Let’s disclose some conflicts of interest. I want to be all “go read this post from the NY Fed’s Liberty Street blog about the Facebook IPO greenshoe, it’s good, you’ll like it,” but I have this nagging sense that I’m mostly saying that because the New York Fed cited Dealbreaker, and what are the odds of that, so I want you to see it with your own eyes. But the post is fun, if you like this sort of thing, so, now you’ve got the recommendation and the disclosure, make your own call.1
Anyway the Fed researchers look at the Facebook IPO and the underwriters’ price stabilizing activity on its first trading day, Friday May 18. And they note, as I did, that there was a whole lot of buying at the IPO price of $38, which was probably largely due to the underwriters and which kept the stock above $38 going into the weekend before it cratered Monday morning. But they also note that there was a whole lot of buying at $40, which kept the stock above $40 for … 15 minutes.
A nice thing about IPOs is that they end: you work for months on pitching and executing a deal, you write hundreds of pages of documents, you embark on a roadshow with tiny planes and slovenly CEOs, you price the deal, you watch it trade on that first exciting day, and then you don’t do it any more. You and the company bask in the warm glow of a successful deal, and/or you avoid their phone calls in embarrassment about a bad deal, and then you give them some space before coming back and pitching them on the next piece of business.

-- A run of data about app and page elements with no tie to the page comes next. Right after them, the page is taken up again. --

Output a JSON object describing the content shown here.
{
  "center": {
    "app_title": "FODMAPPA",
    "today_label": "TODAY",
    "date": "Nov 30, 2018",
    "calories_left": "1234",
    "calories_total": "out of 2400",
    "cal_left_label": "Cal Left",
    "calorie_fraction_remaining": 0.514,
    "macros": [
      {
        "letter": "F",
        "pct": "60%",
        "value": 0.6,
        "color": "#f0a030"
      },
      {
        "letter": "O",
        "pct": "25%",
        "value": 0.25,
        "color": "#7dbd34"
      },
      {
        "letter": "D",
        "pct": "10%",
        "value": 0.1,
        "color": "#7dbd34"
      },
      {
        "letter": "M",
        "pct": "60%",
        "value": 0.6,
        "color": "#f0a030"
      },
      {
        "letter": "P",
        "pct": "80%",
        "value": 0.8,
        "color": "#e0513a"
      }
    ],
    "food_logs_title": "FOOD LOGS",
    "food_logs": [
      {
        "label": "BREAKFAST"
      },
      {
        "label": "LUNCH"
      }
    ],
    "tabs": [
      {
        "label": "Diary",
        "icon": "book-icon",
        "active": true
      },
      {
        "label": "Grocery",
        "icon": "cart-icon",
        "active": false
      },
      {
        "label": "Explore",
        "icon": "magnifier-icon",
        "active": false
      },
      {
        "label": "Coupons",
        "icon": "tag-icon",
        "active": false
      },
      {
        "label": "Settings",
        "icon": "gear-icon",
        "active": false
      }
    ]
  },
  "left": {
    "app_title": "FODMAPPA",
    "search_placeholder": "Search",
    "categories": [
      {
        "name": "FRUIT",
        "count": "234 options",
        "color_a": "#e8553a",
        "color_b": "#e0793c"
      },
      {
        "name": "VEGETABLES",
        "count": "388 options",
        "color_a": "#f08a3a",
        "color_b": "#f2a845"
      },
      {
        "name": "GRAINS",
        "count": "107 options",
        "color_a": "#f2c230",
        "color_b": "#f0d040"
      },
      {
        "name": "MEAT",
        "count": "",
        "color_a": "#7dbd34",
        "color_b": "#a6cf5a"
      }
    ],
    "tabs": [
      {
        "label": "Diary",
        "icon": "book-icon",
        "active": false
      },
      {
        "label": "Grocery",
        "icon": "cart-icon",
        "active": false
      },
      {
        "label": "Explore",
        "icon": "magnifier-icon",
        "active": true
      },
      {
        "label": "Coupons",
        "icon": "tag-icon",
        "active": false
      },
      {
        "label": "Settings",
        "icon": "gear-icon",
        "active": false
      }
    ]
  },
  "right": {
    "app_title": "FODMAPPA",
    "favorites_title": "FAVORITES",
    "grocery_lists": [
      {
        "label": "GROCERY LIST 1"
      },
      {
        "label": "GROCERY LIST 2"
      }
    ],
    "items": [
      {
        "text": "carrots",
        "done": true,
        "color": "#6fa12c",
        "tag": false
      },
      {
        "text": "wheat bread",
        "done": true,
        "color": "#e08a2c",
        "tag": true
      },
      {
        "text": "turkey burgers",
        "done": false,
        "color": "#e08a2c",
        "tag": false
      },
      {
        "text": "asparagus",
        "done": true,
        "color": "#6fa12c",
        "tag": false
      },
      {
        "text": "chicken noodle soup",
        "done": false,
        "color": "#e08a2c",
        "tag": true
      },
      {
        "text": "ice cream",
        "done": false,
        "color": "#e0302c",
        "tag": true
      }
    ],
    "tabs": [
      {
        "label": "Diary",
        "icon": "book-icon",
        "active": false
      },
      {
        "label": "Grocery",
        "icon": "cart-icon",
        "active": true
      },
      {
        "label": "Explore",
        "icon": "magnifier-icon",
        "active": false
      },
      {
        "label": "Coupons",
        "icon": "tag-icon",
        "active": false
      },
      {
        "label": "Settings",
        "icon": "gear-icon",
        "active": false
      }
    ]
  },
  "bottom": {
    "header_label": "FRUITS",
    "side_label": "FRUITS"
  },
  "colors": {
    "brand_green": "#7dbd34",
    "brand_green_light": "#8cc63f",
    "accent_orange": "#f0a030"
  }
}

Facebook is like the opposite: no bank involved in it can be in that much of a hurry to pitch the next piece of business, but the IPO itself will be relived over and over again for the rest of time. The latest is Citi’s angry letter to the SEC, responding to Nasdaq’s proposal to compensate market makers who lost money on the deal. Their preference is, uncharacteristically, to be compensated more, and they express that preference in the form of a litany of complaints about Nasdaq’s ineptitude and self-interest.
Or, as the Journalputs it, “English soccer club Manchester United’s stock didn’t rise much but didn’t fall either as it made its market debut Friday.”
This is not the first Friday afternoon where we’ve played “guess the stabilization strategy of an overhyped IPO,” which, God, we need to find something better to do with our Friday afternoons. Last time it was Facebook, and we noticed some things, like that about 43mm shares had traded right exactly at the IPO price, and like that almost all of them traded at the bid. We guessed at the time that most of those shares had been bought by the underwriters, eating into the greenshoe that allowed them to support the deal. But since that greenshoe was 63mm shares, they started the weekend still short some 20mm shares – and when Facebook opened way below the IPO price on Monday, they made shitloads of money.*
Jefferies et al. are determined not to repeat that mistake:** Read more »
Why don’t we talk abstractly about greenshoes for a while, because for some reason some people want to talk about them and hey, why not, they’re a thing. In talking about greenshoes, though, we are not going to use the F-word, because I swore to myself that last week was the end of that. We’re just going to talk about greenshoes. Greenshoes.*
Let’s start with a very basic thing about greenshoes, which is that they make no sense! If you are a company, or an executive or investor or whatever in a company, and you want to raise money and/or sell your shares, here are things that you could want:
(1) to raise $100 million
(2) to sell 5mm of your shares
Here are things you are unlikely to want:
(1) to raise $100 or $115 million
(2) to sell 5mm or 5.75mm of your shares
Obvs, no? Keep in mind that, when you launch the deal, you don’t know exactly what price you’ll get – you’ll just have a range – which is an annoying enough uncertainty. Throwing in the additional binary that you’ll get either an uncertain $X or 115% of $X seems a bit much. So here is what happens when a naive company comes to an underwriter: Read more »